We also need information about what data the NSA gathers, either domestically or internationally. We don’t know how much it collects surreptitiously, and how much it relies on arrangements with various companies. We don’t know how much it uses password cracking to get at encrypted data, and how much it exploits existing system vulnerabilities. We don’t know whether it deliberately inserts backdoors into systems it wants to monitor, either with or without the permission of the communications-system vendors.
And we need details about the sorts of analysis the organizations perform. We don’t know what they quickly cull at the point of collection, and what they store for later analysis—and how long they store it. We don’t know what sort of database profiling they do, how extensive their CCTV and surveillance-drone analysis is, how much they perform behavioral analysis, or how extensively they trace friends of people on their watch lists.
We don’t know how big the U.S. surveillance apparatus is today, either in terms of money and people or in terms of how many people are monitored or how much data is collected. Modern technology makes it possible to monitor vastly more people—yesterday’s NSA revelations demonstrate that they could easily surveil everyone—than could ever be done manually.
Whistle-blowing is the moral response to immoral activity by those in power. What’s important here are government programs and methods, not data about individuals. I understand I am asking for people to engage in illegal and dangerous behavior. Do it carefully and do it safely, but—and I am talking directly to you, person working on one of these secret and probably illegal programs—do it.
If you see something, say something. There are many people in the U.S. that will appreciate and admire you.
For the rest of us, we can help by protesting this war on whistle-blowers. We need to force our politicians not to punish them—to investigate the abuses and not the messengers—and to ensure that those unjustly persecuted can obtain redress.

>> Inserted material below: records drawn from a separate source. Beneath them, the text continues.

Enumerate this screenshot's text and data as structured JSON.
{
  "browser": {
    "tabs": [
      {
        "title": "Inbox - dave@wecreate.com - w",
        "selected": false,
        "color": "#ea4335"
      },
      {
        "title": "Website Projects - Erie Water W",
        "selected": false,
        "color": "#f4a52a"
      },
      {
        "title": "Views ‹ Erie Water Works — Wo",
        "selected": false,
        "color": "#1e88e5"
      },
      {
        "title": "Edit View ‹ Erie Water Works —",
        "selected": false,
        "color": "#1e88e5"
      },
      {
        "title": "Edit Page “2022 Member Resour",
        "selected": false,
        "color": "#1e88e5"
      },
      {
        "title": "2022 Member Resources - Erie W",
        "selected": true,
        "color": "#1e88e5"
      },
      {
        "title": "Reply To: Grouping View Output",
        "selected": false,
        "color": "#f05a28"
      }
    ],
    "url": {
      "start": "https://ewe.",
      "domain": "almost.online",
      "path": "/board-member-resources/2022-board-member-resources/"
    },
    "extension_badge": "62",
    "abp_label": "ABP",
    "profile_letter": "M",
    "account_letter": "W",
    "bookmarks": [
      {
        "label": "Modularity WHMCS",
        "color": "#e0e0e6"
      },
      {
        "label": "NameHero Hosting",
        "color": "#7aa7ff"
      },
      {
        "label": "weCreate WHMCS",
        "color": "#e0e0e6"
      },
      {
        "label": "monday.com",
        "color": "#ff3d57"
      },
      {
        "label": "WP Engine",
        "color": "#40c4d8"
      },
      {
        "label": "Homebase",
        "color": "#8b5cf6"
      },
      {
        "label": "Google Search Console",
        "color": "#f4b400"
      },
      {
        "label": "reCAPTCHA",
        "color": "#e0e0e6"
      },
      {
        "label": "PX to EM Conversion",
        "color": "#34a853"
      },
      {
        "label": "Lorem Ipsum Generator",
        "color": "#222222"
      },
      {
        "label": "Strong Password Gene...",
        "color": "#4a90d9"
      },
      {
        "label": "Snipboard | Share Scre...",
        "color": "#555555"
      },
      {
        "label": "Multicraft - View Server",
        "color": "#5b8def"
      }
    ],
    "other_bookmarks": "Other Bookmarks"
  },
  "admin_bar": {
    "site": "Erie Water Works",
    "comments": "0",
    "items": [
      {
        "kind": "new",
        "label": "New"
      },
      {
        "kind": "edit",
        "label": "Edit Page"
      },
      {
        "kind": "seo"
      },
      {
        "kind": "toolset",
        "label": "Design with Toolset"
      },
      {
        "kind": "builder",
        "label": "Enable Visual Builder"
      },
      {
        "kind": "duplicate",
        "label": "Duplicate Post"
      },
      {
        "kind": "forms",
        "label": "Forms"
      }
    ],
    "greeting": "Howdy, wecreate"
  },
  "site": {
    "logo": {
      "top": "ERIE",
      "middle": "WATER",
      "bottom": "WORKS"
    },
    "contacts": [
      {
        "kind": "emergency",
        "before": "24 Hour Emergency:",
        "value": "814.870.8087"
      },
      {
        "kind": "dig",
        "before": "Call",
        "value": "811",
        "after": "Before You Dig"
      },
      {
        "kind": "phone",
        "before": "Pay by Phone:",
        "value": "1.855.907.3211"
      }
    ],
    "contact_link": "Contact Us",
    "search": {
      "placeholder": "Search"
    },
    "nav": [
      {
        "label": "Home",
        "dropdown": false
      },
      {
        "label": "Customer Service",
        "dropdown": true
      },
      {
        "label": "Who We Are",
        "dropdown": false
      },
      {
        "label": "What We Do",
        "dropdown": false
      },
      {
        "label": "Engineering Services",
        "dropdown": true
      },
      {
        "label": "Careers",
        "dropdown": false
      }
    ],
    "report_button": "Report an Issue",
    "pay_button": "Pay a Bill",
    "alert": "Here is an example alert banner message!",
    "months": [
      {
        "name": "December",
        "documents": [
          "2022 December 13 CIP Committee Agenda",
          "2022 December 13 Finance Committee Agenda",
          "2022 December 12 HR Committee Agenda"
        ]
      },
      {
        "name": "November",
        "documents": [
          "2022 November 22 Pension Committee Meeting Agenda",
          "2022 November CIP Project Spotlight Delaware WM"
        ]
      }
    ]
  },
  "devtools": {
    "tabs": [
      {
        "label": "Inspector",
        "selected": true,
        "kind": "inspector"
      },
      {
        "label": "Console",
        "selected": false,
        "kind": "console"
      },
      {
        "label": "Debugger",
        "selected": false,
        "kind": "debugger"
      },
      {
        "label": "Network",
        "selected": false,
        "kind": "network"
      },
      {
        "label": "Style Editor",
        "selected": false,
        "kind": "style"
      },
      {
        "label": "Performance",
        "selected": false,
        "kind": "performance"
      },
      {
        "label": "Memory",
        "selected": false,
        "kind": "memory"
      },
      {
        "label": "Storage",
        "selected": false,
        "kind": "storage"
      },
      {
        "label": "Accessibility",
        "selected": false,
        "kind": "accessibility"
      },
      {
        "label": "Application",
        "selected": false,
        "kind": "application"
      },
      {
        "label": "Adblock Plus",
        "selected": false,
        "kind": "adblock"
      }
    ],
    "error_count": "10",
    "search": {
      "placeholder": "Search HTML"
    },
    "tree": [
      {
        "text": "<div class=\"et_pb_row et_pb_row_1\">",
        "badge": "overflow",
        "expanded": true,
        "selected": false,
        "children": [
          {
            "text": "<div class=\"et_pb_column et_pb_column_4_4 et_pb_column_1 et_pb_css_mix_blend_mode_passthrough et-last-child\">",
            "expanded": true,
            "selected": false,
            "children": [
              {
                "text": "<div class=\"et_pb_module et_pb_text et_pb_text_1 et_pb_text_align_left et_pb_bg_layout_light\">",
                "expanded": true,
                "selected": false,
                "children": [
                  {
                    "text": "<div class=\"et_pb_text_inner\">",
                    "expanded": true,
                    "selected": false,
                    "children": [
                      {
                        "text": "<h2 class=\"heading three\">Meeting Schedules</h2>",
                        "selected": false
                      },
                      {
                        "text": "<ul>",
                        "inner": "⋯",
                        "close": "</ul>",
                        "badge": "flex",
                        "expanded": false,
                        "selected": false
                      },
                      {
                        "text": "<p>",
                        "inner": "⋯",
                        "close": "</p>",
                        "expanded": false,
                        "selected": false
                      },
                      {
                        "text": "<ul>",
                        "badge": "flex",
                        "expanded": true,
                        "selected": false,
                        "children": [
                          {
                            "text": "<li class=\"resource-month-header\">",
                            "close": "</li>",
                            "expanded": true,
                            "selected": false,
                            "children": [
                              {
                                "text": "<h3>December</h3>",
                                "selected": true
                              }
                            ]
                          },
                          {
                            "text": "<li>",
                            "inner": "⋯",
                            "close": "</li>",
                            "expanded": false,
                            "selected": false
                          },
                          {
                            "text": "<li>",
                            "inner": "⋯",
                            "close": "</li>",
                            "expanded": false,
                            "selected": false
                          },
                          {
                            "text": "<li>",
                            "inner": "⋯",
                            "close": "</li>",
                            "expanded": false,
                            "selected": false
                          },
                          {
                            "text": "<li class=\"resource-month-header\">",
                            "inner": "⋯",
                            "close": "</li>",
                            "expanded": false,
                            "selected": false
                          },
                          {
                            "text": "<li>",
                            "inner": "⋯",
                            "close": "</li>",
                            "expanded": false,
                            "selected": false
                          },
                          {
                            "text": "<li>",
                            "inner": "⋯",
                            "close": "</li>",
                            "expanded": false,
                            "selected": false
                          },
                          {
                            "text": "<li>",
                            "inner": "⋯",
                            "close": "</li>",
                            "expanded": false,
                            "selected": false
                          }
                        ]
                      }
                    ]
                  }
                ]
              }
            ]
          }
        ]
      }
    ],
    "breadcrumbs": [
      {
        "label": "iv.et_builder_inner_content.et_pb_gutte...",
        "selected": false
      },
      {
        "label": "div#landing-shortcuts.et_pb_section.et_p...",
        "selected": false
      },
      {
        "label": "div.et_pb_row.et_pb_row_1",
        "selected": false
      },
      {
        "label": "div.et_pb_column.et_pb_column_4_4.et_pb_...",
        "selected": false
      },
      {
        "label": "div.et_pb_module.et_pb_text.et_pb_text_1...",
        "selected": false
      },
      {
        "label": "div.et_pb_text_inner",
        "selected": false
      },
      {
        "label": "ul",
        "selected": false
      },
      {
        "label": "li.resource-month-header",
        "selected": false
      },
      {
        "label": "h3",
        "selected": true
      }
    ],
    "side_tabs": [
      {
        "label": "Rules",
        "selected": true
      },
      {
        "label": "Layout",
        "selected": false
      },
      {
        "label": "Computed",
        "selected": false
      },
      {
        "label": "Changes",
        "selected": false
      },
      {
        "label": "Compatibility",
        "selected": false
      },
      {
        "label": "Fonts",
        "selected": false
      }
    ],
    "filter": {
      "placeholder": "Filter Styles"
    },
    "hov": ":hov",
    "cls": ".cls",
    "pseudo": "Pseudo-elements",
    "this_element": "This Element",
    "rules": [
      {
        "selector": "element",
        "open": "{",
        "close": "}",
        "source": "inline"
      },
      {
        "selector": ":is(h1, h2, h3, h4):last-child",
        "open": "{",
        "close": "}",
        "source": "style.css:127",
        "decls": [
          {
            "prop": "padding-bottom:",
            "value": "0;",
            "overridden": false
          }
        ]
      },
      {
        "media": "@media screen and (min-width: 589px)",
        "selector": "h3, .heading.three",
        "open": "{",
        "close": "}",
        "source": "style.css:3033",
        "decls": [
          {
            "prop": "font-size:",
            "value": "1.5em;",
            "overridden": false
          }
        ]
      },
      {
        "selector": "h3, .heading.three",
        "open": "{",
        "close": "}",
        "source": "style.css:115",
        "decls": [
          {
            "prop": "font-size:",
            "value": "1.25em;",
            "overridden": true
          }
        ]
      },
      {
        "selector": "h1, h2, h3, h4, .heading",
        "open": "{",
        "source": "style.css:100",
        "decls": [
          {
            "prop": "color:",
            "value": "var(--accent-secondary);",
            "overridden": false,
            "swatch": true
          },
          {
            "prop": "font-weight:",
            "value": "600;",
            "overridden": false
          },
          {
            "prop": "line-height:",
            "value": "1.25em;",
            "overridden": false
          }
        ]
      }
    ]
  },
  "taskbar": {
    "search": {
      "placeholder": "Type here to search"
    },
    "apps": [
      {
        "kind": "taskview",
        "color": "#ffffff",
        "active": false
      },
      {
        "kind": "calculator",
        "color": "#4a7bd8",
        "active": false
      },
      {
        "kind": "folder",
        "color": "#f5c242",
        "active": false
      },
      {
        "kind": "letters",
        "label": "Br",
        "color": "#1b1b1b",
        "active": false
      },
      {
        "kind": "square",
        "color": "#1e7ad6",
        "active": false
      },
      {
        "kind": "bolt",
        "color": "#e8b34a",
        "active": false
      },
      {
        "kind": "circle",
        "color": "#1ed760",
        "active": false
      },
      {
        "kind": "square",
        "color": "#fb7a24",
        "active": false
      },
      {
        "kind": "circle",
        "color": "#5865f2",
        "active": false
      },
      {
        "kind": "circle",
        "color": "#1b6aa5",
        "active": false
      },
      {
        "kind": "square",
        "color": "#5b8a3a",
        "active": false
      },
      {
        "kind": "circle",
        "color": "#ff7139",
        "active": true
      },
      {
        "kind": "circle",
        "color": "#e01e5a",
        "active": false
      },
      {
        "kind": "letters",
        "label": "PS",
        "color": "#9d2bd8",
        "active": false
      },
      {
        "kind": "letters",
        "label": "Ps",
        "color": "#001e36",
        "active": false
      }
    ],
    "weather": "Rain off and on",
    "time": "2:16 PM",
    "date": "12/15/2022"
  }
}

Our government is putting its own self-interest ahead of the interests of the country. That needs to change.